We review Bianchi's Intenso Tiagra, an endurance road bike with kevlar inserts to increase frame comfort and a 10-speed Shimano Tiagra groupset
The frame is undoubtedly the star of the Bianchi Intenso Tiagra. It may not feature any of the impressive (and expensive) anti-vibration Countervail technology of its big brother in Bianchi’s endurance range, the Infinito CV, but it can hardly be described as backwards.
Italian though it may be, this seems to be a bike designed with British roads in mind. The fork and rear stays both feature Kevlar inserts that improve ride quality and help to smooth road surface imperfections. The fairly relaxed geometry with a tall head tube also helps to improve comfort on long rides.
If the frame is the highlight of the Intenso, then the specification is the lowlight. Seeing as both the Specialized and the Cannondale come with 105, and the Norco even manages to throw in Ultegra shifting, to see Tiagra is a bit of a letdown. Don’t get me wrong, Shimano Tiagra is a great groupset, with decent shifting, but is definitely more at home on less expensive bikes and seems more than a little out of place on a frame of such high quality.
Most of the finishing kit comes from Bianchi’s in-house Reparto Corse range, and does a good enough job.
The same can be said of the Shimano R501 wheels, which are never going to set the world alight when they weigh close to 1,900g, but for long rides on dodgy roads they do a good job and complement the vibration-damping frame when shod with the 25mm Vittoria Zaffiro Pro Slick tyres.

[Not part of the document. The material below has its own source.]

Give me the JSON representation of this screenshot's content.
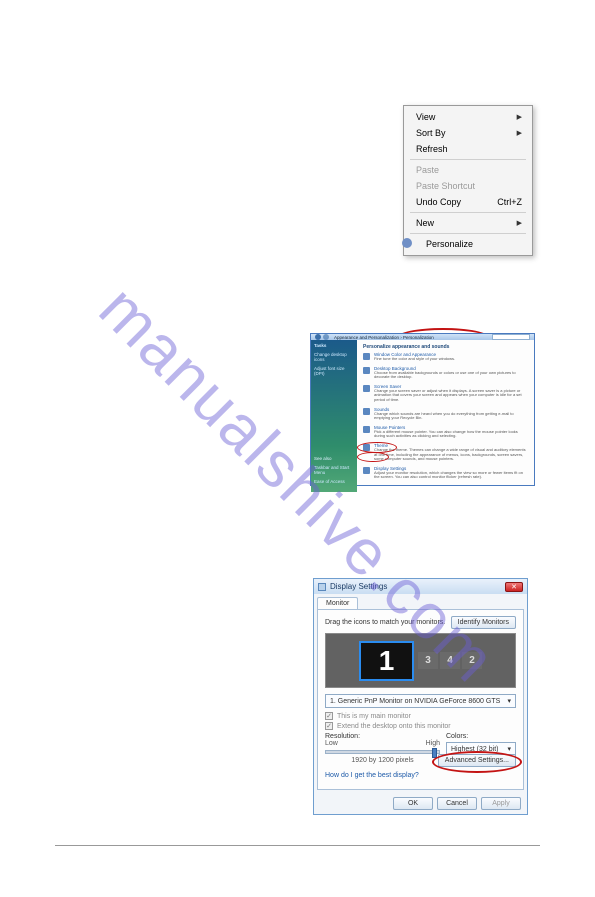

I’m not sure whether it’s really those Kevlar inserts, but the Bianchi certainly offers a comfortable ride. Vibration cancelling might not be quite up there with the Cannondale and the Specialized, but this is balanced out with superb handling for a bike that is just as at home sweeping down steep, rough, decidedly British descents, as it is on the silky smooth roads of its Italian homeland.
I was also impressed with its performance going uphill, barely noticing the handful of grams that the Bianchi gives away to some of its competitors.
While the frame certainly hits the mark, the Tiagra groupset means the Bianchi loses out on value. For an extra £350 you can get the same frame but equipped with Shimano 105. I think this spec would much better match the quality of the frame, and would represent better value too.
Great frame let down by indifferent spec